**WHAT YOU WILL DO:**
Go through the records below line by line and report how many lines include "your", giving the number only.

**DATASET EXTRACT:**
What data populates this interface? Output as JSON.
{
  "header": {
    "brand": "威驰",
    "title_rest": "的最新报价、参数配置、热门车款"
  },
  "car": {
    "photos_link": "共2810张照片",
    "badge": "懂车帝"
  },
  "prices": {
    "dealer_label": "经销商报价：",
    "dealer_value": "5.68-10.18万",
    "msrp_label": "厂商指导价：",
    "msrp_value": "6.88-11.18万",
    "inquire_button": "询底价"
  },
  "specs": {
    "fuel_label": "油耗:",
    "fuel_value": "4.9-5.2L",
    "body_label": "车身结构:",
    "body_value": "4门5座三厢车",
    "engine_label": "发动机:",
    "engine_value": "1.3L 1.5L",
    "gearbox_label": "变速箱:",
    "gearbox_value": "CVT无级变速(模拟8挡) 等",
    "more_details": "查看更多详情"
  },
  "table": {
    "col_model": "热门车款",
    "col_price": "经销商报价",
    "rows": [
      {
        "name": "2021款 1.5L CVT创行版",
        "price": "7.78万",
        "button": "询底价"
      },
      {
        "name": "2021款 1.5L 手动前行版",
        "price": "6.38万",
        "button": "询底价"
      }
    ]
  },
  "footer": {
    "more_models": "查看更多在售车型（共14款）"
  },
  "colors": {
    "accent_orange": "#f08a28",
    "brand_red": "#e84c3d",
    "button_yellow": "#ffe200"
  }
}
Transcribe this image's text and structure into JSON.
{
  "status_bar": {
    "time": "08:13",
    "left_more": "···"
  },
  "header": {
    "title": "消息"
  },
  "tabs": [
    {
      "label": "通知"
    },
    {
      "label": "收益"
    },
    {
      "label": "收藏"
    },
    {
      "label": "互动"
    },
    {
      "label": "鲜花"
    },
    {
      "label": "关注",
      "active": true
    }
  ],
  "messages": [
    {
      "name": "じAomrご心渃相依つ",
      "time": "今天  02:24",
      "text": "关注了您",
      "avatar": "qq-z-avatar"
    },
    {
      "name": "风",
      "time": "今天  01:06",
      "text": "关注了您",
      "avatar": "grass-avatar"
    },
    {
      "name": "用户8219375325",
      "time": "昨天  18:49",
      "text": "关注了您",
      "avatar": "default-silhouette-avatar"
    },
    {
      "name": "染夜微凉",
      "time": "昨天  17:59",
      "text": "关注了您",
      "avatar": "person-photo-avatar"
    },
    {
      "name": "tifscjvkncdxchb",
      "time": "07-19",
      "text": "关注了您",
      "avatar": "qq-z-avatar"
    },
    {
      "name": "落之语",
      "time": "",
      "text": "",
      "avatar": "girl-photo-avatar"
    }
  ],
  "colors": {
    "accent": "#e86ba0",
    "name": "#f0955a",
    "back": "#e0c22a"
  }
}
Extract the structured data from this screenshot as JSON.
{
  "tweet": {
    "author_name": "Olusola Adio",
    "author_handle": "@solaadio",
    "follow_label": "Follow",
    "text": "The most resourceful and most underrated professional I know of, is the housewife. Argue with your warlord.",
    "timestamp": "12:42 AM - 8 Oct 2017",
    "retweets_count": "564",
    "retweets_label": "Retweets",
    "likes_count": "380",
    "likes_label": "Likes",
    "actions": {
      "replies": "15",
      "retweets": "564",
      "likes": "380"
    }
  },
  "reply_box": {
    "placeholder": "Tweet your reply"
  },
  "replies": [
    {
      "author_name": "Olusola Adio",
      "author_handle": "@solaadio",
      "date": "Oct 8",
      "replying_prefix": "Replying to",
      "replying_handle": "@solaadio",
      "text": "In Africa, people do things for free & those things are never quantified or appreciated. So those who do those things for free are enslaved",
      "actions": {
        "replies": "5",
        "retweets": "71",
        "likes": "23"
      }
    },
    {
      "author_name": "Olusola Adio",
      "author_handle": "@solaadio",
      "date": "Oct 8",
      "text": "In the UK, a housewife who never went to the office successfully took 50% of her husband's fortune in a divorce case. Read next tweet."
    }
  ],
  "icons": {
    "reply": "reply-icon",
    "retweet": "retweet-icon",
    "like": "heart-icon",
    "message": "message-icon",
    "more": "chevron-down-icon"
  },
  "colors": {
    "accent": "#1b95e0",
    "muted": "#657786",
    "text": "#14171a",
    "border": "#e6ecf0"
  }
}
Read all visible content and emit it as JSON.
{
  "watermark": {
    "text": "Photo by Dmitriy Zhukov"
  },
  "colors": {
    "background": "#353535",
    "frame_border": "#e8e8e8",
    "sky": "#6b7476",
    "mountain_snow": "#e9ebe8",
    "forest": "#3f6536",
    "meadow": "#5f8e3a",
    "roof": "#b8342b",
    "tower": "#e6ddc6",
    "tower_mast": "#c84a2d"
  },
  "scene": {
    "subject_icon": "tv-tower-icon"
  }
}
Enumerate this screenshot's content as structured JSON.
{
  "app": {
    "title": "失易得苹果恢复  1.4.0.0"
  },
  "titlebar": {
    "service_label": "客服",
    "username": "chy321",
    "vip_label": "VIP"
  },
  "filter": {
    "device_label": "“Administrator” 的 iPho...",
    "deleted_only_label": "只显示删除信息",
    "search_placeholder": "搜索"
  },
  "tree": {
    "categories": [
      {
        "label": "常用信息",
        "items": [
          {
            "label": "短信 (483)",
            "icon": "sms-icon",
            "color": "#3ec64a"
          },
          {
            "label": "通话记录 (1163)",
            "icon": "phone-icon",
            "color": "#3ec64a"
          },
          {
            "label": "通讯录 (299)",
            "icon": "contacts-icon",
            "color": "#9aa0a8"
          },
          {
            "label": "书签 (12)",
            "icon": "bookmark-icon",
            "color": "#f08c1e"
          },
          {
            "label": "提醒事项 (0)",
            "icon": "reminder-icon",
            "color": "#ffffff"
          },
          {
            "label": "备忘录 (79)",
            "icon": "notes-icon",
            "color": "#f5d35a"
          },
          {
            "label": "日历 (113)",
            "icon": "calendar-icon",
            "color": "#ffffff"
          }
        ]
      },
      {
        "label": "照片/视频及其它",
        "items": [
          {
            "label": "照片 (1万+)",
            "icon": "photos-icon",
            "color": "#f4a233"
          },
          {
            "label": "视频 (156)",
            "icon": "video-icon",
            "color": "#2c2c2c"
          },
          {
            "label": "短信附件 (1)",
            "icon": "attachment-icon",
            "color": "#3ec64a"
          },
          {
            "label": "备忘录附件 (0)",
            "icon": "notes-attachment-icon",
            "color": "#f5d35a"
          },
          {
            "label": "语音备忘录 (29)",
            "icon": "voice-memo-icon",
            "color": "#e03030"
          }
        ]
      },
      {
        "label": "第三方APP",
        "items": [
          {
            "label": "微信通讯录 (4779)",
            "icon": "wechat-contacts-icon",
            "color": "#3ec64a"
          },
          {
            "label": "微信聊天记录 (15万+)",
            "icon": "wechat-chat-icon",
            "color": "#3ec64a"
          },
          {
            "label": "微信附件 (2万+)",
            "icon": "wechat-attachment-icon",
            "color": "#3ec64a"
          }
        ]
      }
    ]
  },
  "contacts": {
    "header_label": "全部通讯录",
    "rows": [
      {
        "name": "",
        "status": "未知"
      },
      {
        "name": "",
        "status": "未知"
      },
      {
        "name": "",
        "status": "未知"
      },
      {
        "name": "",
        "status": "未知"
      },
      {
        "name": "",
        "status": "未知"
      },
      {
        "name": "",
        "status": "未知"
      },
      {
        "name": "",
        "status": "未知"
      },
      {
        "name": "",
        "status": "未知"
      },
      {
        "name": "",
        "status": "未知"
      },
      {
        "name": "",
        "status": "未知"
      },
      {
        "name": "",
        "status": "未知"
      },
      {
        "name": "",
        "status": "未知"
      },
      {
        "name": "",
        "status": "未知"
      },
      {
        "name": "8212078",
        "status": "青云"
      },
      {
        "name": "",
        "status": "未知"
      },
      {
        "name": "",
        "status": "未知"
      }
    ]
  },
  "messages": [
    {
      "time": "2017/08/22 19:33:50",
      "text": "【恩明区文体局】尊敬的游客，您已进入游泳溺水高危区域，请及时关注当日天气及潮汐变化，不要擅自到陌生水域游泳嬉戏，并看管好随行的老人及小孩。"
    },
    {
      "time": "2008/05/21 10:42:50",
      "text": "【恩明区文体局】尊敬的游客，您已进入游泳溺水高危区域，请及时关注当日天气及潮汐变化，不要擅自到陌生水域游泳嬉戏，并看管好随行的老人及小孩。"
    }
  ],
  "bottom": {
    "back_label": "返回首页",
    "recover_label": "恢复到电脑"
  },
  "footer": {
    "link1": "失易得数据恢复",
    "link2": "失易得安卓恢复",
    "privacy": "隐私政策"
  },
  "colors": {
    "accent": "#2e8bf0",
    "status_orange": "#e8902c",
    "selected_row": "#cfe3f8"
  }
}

**EXPECTED ANSWER:**
2